Laura’s PhD project joins together her interests in law, German studies and aesthetics. She speaks fluent German and her thesis focuses on legal and artistic practices of restitution and justice in post-Holocaust Germany.
Recently Laura was successful in leading her team’s application for a ‘U21 Graduate Collaborative Research Award’, an international collaborative grant. This funding supports a cross-disciplinary research project into themes of art, conflict and justice with colleagues from the Universities of Amsterdam, Connecticut and Queensland.
Laura returned to The University of Melbourne to undertake her PhD after completing a MA at the Freie Universität Berlin. Her thesis (in German) considered the role of metafictional narratives in Holocaust memory. She studied her LLB (1st Hons)/BA at The University of Melbourne and is an admitted lawyer in Australia.
Forms of restitution after the Holocaust: encounters between art and law

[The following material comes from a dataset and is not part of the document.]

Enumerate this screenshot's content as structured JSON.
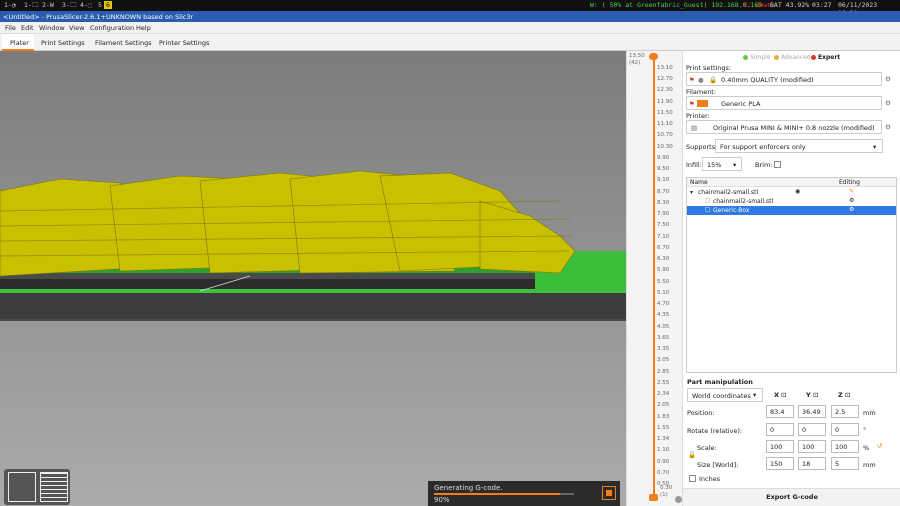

My PhD research is in the area of legal aesthetics and set in Germany after the Holocaust. I read examples from legal and literary writing, and public and visual art as objects which can help us understand the dynamics of attempting Wiedergutmachung / ‘restitution’ in Germany. I look at the way writers and artists take on responsibilities regarding the aftermath of the Holocaust, articulating the modes of practice and reception undertaken by the texts. My thesis argues that the sites of taking responsibility and undertaking attempts at restitution after the Holocaust are fragmented, tentative and unresolved, crossing disciplinary, generational and territorial borders
- Art and Law
- Legal Aesthetics
- Legal Theory